Prompt » Filter out all lines without the word "your" from the data below, please, and copy the rest.

Input data »
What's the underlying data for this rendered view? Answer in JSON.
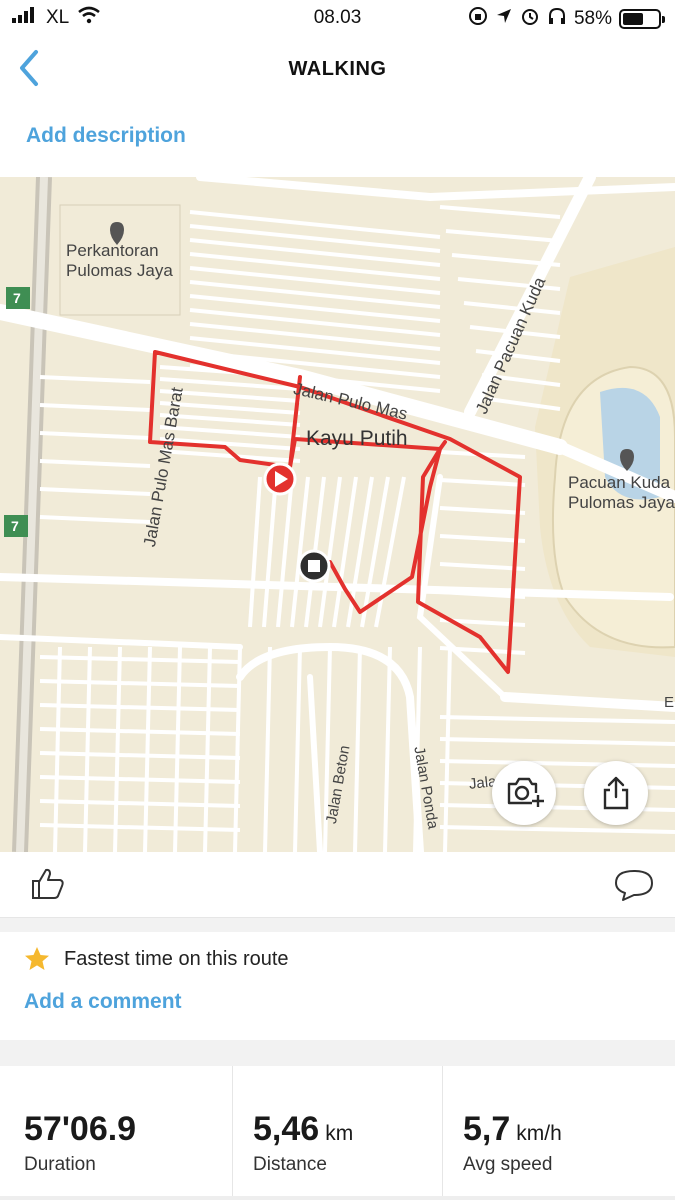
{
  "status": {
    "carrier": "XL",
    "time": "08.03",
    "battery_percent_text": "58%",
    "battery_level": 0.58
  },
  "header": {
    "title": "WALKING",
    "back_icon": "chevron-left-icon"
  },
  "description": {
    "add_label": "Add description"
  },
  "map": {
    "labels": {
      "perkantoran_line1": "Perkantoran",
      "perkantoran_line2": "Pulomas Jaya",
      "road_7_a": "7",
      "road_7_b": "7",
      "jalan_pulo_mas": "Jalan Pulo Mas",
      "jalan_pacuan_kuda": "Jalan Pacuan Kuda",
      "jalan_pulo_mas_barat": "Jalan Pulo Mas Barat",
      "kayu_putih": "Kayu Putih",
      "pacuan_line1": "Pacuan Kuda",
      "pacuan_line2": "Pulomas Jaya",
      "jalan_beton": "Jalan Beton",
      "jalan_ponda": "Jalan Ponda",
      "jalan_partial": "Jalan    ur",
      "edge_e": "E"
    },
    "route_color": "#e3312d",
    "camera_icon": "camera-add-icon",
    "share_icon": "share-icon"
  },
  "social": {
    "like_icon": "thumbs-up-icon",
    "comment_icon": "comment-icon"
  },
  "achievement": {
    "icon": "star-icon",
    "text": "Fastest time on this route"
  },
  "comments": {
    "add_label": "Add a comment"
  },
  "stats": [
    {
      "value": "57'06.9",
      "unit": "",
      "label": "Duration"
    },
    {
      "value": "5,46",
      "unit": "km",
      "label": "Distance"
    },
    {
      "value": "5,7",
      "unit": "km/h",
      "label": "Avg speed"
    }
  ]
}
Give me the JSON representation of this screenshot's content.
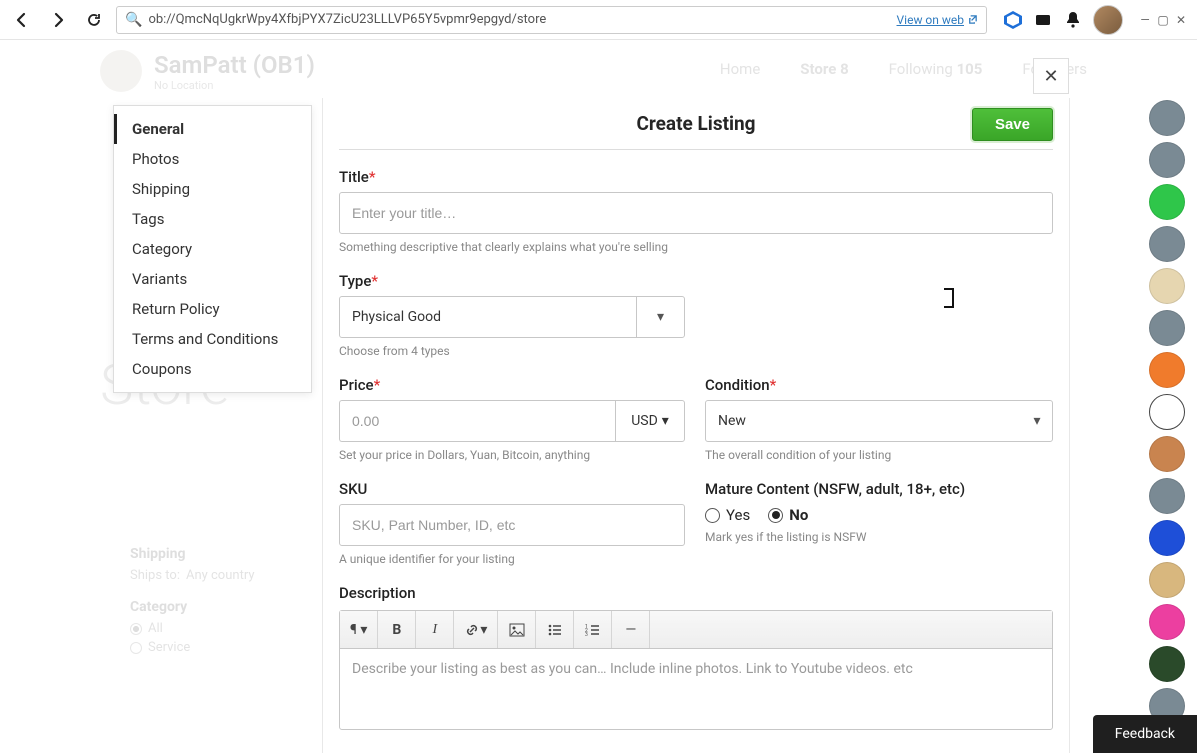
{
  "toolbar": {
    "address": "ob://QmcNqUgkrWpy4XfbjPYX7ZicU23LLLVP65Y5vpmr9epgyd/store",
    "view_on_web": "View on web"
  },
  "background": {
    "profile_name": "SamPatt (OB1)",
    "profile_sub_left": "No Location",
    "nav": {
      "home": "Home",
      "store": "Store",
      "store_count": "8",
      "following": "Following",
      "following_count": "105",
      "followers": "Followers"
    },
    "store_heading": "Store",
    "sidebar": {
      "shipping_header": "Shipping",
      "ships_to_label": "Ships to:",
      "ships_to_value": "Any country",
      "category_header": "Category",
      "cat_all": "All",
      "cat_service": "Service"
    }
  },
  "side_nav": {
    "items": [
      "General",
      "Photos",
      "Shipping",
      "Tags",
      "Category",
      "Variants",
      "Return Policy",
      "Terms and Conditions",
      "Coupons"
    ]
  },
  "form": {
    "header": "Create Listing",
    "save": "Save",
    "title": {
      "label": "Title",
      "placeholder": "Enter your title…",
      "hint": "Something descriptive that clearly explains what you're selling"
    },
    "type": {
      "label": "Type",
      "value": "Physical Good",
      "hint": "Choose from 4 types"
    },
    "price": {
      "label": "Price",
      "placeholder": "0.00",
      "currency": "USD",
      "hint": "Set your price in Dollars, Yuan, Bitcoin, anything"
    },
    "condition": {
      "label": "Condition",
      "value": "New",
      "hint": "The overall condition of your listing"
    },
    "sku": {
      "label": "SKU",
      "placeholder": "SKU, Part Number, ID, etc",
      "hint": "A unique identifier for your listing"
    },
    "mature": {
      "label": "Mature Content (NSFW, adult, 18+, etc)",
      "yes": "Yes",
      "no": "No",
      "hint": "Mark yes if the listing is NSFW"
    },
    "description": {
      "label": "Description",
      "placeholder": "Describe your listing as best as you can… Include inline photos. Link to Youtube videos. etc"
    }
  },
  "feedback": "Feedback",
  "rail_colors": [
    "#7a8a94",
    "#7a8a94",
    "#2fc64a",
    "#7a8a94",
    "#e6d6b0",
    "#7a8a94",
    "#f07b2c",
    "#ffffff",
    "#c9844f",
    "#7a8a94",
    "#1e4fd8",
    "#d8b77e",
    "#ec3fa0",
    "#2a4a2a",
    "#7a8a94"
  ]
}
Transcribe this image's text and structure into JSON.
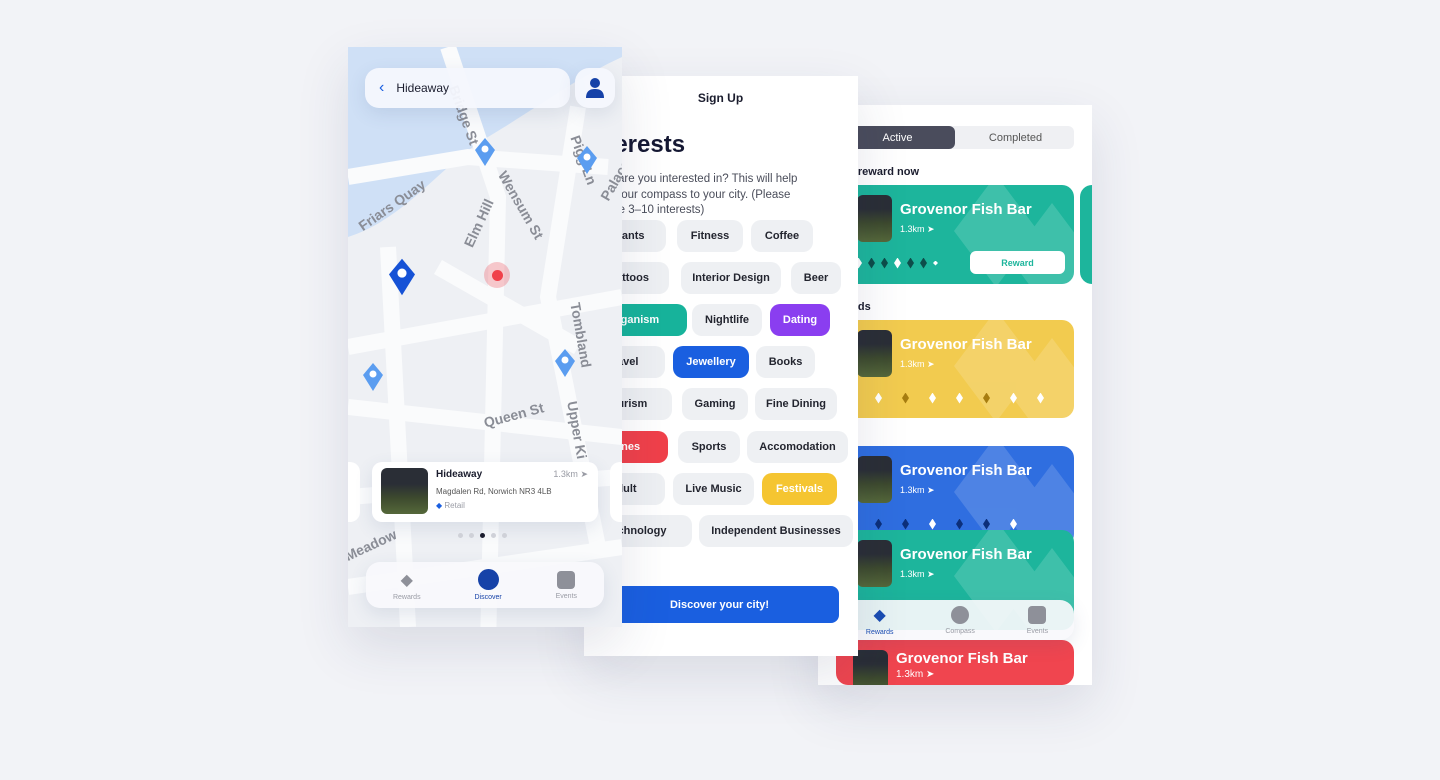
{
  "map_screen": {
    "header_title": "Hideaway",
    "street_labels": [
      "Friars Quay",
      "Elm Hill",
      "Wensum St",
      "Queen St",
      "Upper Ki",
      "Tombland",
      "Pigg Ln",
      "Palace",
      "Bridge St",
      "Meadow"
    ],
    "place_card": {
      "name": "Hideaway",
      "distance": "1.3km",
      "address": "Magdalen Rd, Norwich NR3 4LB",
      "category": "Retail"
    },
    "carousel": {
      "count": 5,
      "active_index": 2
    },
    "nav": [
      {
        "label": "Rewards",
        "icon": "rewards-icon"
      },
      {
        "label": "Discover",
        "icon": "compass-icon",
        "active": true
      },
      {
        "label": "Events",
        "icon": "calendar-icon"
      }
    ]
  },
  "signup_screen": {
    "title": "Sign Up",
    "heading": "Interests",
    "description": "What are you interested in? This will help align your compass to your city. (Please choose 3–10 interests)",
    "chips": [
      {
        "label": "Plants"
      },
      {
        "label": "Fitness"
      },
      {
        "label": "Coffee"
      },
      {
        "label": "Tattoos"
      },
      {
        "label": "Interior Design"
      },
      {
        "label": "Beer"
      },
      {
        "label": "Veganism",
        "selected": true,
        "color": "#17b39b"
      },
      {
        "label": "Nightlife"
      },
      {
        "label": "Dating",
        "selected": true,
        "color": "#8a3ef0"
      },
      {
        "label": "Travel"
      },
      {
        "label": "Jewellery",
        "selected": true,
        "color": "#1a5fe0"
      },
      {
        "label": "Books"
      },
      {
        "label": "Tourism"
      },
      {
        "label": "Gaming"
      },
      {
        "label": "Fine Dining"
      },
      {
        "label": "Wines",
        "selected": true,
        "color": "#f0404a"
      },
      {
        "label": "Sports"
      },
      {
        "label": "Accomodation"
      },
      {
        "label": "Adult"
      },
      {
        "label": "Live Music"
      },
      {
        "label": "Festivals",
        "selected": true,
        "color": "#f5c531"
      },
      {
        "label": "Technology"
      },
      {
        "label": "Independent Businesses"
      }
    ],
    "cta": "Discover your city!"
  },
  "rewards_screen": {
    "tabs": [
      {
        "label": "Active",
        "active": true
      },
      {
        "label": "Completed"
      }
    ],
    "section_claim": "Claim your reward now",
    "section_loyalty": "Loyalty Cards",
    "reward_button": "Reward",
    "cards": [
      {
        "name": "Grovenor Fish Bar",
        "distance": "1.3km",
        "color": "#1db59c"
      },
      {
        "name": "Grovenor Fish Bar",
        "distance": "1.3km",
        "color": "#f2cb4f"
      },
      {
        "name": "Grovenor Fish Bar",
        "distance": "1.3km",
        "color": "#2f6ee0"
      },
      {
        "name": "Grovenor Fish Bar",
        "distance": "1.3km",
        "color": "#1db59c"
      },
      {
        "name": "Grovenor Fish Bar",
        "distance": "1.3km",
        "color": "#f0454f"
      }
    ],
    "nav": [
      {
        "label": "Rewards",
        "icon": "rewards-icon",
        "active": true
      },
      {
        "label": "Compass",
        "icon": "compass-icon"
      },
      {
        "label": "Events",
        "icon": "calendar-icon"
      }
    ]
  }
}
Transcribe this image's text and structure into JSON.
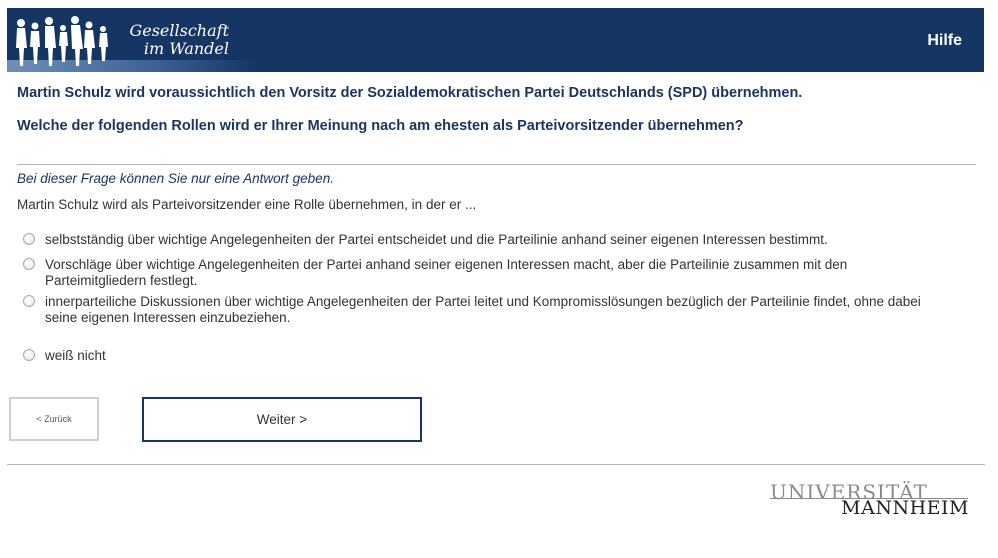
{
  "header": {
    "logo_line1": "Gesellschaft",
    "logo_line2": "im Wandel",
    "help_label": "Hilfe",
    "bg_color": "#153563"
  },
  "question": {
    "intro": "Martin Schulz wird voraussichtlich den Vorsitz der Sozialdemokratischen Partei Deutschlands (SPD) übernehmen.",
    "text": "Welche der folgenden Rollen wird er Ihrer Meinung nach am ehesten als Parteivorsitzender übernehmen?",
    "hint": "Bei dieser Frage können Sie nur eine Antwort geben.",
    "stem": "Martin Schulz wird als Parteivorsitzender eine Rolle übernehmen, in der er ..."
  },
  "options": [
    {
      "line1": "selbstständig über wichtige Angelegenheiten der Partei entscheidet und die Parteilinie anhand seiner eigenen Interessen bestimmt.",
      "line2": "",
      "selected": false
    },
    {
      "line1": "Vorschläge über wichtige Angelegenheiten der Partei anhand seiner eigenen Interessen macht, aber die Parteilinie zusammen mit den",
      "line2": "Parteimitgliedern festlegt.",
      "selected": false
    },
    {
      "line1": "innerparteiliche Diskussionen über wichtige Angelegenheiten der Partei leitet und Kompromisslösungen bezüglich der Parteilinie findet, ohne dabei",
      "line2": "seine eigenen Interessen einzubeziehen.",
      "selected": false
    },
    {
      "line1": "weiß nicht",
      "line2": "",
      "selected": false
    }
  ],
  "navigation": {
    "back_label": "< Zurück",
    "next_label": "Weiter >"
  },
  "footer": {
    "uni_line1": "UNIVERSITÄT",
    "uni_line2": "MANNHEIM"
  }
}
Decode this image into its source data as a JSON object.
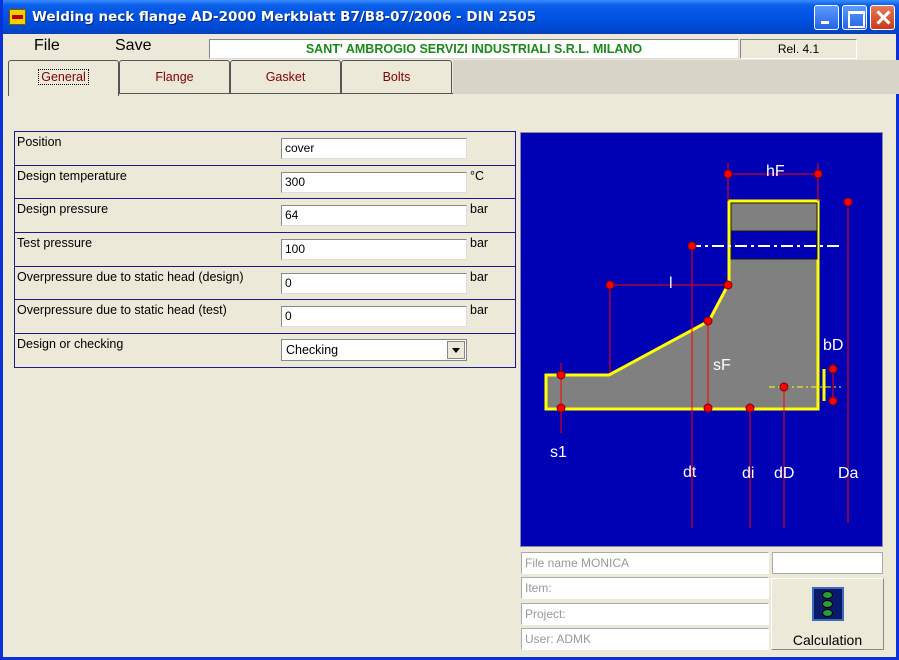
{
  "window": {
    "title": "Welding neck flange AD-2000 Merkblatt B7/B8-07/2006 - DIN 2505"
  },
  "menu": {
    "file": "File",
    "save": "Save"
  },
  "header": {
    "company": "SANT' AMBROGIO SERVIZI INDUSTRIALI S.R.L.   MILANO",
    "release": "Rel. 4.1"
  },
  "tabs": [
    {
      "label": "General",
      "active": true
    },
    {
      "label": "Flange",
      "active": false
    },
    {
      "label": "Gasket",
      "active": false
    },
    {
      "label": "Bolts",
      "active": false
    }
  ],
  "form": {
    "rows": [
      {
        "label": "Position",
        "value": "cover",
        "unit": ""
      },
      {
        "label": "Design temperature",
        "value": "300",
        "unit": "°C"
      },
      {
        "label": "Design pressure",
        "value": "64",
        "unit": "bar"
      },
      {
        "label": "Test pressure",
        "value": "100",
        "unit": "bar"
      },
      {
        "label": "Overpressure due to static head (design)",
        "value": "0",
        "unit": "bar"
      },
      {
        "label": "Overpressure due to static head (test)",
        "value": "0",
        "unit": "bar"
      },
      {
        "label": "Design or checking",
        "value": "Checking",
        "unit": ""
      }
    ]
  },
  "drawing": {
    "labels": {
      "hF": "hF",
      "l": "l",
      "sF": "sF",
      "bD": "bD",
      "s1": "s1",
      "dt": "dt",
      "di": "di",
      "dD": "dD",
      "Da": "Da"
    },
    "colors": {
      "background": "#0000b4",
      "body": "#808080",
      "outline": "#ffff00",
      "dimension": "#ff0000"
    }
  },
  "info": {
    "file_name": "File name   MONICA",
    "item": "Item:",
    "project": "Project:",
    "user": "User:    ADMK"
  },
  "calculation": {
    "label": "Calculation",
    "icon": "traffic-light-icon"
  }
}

Task output »
      "placeholder": "Enter your title…",
      "hint": "Set your price in Dollars, Yuan, Bitcoin, anything"
      "hint": "The overall condition of your listing"
      "hint": "A unique identifier for your listing"
      "placeholder": "Describe your listing as best as you can… Include inline photos. Link to Youtube videos. etc"
    "description": "What are you interested in? This will help align your compass to your city. (Please choose 3–10 interests)",
    "cta": "Discover your city!"
    "section_claim": "Claim your reward now",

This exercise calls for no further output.